Black and White Colobus
Colobus guereza is a species.
Female head and body length: 48-65 cm; male head and body length: 54-75 cm
Tail length ranges from 65 to 90 centimeters.
Weight: 10–23 kg [in Uganda, men 9–14.5 kg; females 6.5–10 kg]
Unique black-and-white monkey with a long, bushy white tail and white cheek hair. Long limbs, tiny head, and four fingers on the front of the hands. In lowland woods, she has short, thin hair, whereas in the mountains, she has longer, thicker hair.
Vocal:\s(Estes, p.527) (Estes, p.527)
Roaring is said to be released solely by dominant males, especially early in the morning. It’s a deep, resonant croaking sound with a rolling “r” that may be heard for miles. They may continue to call in this manner for up to 20 minutes. It can be used to either advertise the male’s presence or to indicate a threat.
Snorting: An explosive sound made by everyone except babies to show fear. For dominant males, this is sometimes a precursor to roaring.
Snuffling is the sound of a pig rooting. Females and children will make this sound during intra-troop conflict, such as a female pushing away a nursing newborn or violent encounters between females and males.
Squealing: This is a distress signal emitted by adult females and young.
Soft grunting or purring: An alert cry for short-distance communication, such as a troop movement signal. It might also indicate the presence of a predator nearby.
Adults employ tongue-clicking as a preparation for a hostile engagement. Snorting is milder.
Jumping and smashing through trees may be employed by a dominant male to demonstrate his size and power. Sometimes accompanied by roaring. Estes (page 529)

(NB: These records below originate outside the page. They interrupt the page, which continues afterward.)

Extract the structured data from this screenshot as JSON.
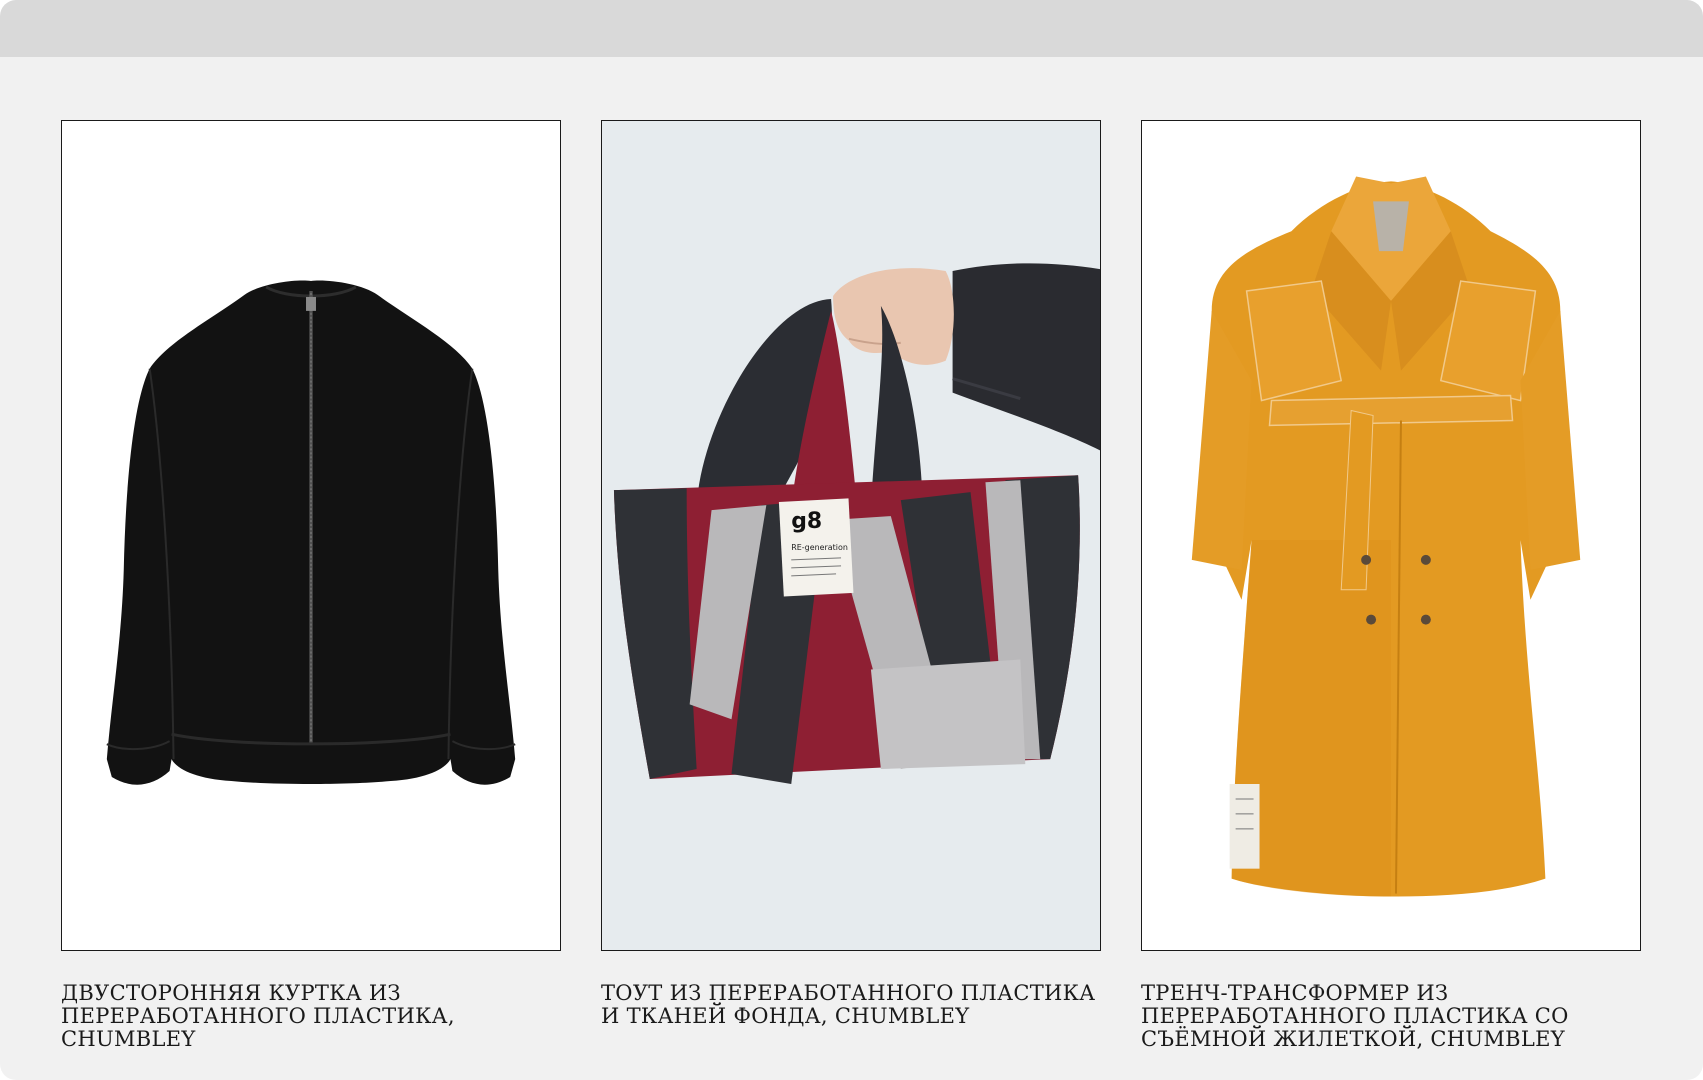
{
  "products": [
    {
      "image_label": "double-sided-jacket-image",
      "caption_lines": [
        "ДВУСТОРОННЯЯ КУРТКА ИЗ",
        "ПЕРЕРАБОТАННОГО ПЛАСТИКА, CHUMBLEY"
      ]
    },
    {
      "image_label": "tote-bag-image",
      "caption_lines": [
        "ТОУТ ИЗ ПЕРЕРАБОТАННОГО ПЛАСТИКА",
        "И ТКАНЕЙ ФОНДА, CHUMBLEY"
      ],
      "tag_text": "RE-generation"
    },
    {
      "image_label": "trench-coat-image",
      "caption_lines": [
        "ТРЕНЧ-ТРАНСФОРМЕР ИЗ",
        "ПЕРЕРАБОТАННОГО ПЛАСТИКА СО",
        "СЪЁМНОЙ ЖИЛЕТКОЙ, CHUMBLEY"
      ]
    }
  ],
  "colors": {
    "page_bg": "#f1f1f1",
    "top_bar": "#d9d9d9",
    "text": "#1a1a1a",
    "jacket": "#111111",
    "bag_red": "#8e1f33",
    "bag_dark": "#33363b",
    "bag_grey": "#b9b8ba",
    "coat": "#e39a22"
  }
}
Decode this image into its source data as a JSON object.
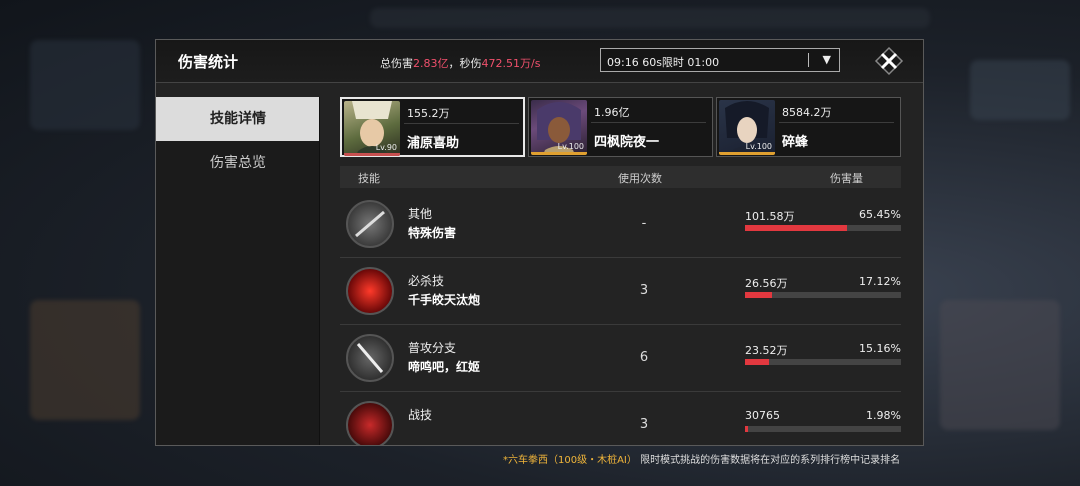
{
  "header": {
    "title": "伤害统计",
    "total_label": "总伤害",
    "total_value": "2.83亿",
    "dps_label": "，秒伤",
    "dps_value": "472.51万/s",
    "mode_select": "09:16 60s限时 01:00"
  },
  "sidebar": {
    "tabs": [
      {
        "label": "技能详情",
        "active": true
      },
      {
        "label": "伤害总览",
        "active": false
      }
    ]
  },
  "characters": [
    {
      "damage": "155.2万",
      "name": "浦原喜助",
      "level": "Lv.90",
      "selected": true
    },
    {
      "damage": "1.96亿",
      "name": "四枫院夜一",
      "level": "Lv.100",
      "selected": false
    },
    {
      "damage": "8584.2万",
      "name": "碎蜂",
      "level": "Lv.100",
      "selected": false
    }
  ],
  "table": {
    "columns": {
      "skill": "技能",
      "uses": "使用次数",
      "damage": "伤害量"
    },
    "rows": [
      {
        "type": "其他",
        "name": "特殊伤害",
        "uses": "-",
        "damage": "101.58万",
        "percent": "65.45%",
        "fraction": 0.6545
      },
      {
        "type": "必杀技",
        "name": "千手皎天汰炮",
        "uses": "3",
        "damage": "26.56万",
        "percent": "17.12%",
        "fraction": 0.1712
      },
      {
        "type": "普攻分支",
        "name": "啼鸣吧，红姬",
        "uses": "6",
        "damage": "23.52万",
        "percent": "15.16%",
        "fraction": 0.1516
      },
      {
        "type": "战技",
        "name": "",
        "uses": "3",
        "damage": "30765",
        "percent": "1.98%",
        "fraction": 0.0198
      }
    ]
  },
  "footer": {
    "highlight": "*六车拳西（100级・木桩AI）",
    "text": "限时模式挑战的伤害数据将在对应的系列排行榜中记录排名"
  },
  "colors": {
    "accent": "#e2383f",
    "highlight": "#f0506c",
    "footer_highlight": "#f0b53a"
  }
}
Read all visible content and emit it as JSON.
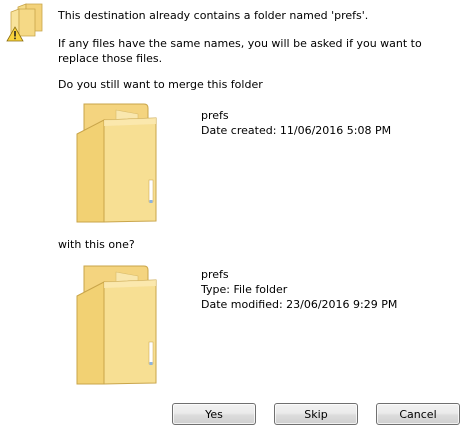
{
  "message": {
    "heading": "This destination already contains a folder named 'prefs'.",
    "detail": "If any files have the same names, you will be asked if you want to replace those files.",
    "question": "Do you still want to merge this folder",
    "with_this": "with this one?"
  },
  "source_folder": {
    "name": "prefs",
    "date_created": "Date created: 11/06/2016 5:08 PM"
  },
  "destination_folder": {
    "name": "prefs",
    "type": "Type: File folder",
    "date_modified": "Date modified: 23/06/2016 9:29 PM"
  },
  "buttons": {
    "yes": "Yes",
    "skip": "Skip",
    "cancel": "Cancel"
  },
  "icons": {
    "dialog": "warning-folder-icon",
    "folder": "folder-icon"
  },
  "colors": {
    "folder_fill": "#f6dc8a",
    "folder_edge": "#c9a54a",
    "warning_fill": "#f7d23c"
  }
}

They spend the center of the day virtually completely inactive or sleepy, similar to ruminants. p. 17 (Kingdon)
These monkeys leave their resting trees long after sunup and ascend to the canopy, where they sunbathe for up to an hour in view of adjacent groups. They take regular arboreal trips to their feeding trees and eat until it becomes hot. They will rest and groom until the evening when another activity peak will occur until approximately an hour before sunset when they will return to their resting trees. Estes (page 526)
Look for the trail of a hand with only four fingers as a sign.
Chimpanzees, humans, leopards, and crowned hawk-eagles
- Estes is a reference (1991). The African Mammal Behavior Guide. The University of California Press, Berkeley, CA.
- Kingdon (1997). The African Mammal Field Guide by Kingdon. Princeton University Press, Princeton, New Jersey.